We have all heard the expression: “Throw so and so under the bus.”

Is that a form of sacrifice?

When we “throw someone under the bus?” are we hoping that this will save us from them or from us, ourselves?

Have you ever thought about it in those terms?

You’ve heard the word sacrifice all your life. It’s the kind of statement that comes out of people’s mouths when they’re trying to make a point and want you to hear what’s being said.

We all remember our history lessons well. Blood letting, baby killing, animal killing, all those substitutions to get it right in the world of the spiritual and religious. Abraham sacrificing his only son to the Lord to prove his love, loyalty, devotion, and faith. The Mayans and the Aztecs who killed babies and sacrificed them to their Gods for rain, good health, prosperity, and a steady and dependable government.

In 2017, the sacrifice idea still exists. That’s when we “throw  people under the bus.” We’re hoping that the business Gods, political Gods, companion, friend, child, we all sacrifice to one or more specific unnamed entity that will make our lives better.

To keep us from harm. To keep us in the loop. To keep us on top. You can probably think of dozens of ways to keep you from something when “throwing someone under that bus.”

What I want to know is does it really work? I mean, people recognized that when you throw that person or person(s) under the bus is that you’re trying to save yourself. You don’t want to be “dragged” down with that person. In order to protect yourself, your reputation, your dignity, your hopes and dreams, you willing throw someone’s else chances away because it doesn’t affect you personally.

“Nothing personal,” you hear that allot these days. I often wonder though if you’re making a point about it and pointing it out to the rest of the world, how personal it really is.

Of course, it’s personal. You’re attacking that person’s credibility, their integrity, and them. Who they are and what they represent.

Of course, it’s personal. You’re on the attack in battle mode. You mean to inflict harm. No prisoners taken. There’s only one king on that mountain top at one time, and that king is you.
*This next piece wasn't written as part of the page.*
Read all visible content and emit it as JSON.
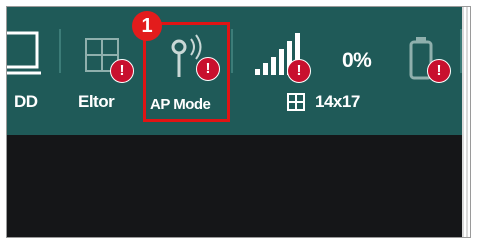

Yeah, I know.  It’s a big, bad and complicated world out there, but there is hope.

You must recognize that you’re responsible for that person’s demise and that you caused this hurt, this fear, this totally striped naked feeling to happen to this person.

It’s on purpose.

It’s personal.

You threw that person under the bus.

But, remember this.

What goes around comes around.

Until next time… .

About Lillian Cauldwell

Own and operate an Internet Talk Radio Network for 10 years, 2005 to Present Published Author of Non-Fiction Book, 1996, "Teenagers! A Bewildered Parent's Guide. Published Author of several fiction books, 2006 "Sacred Honor" and 20010 "The Anna Mae Mysteries: The Golden Treasure." Playwright of Theater of the Absurd and Black Comedies. Screenwriter, Black Comedies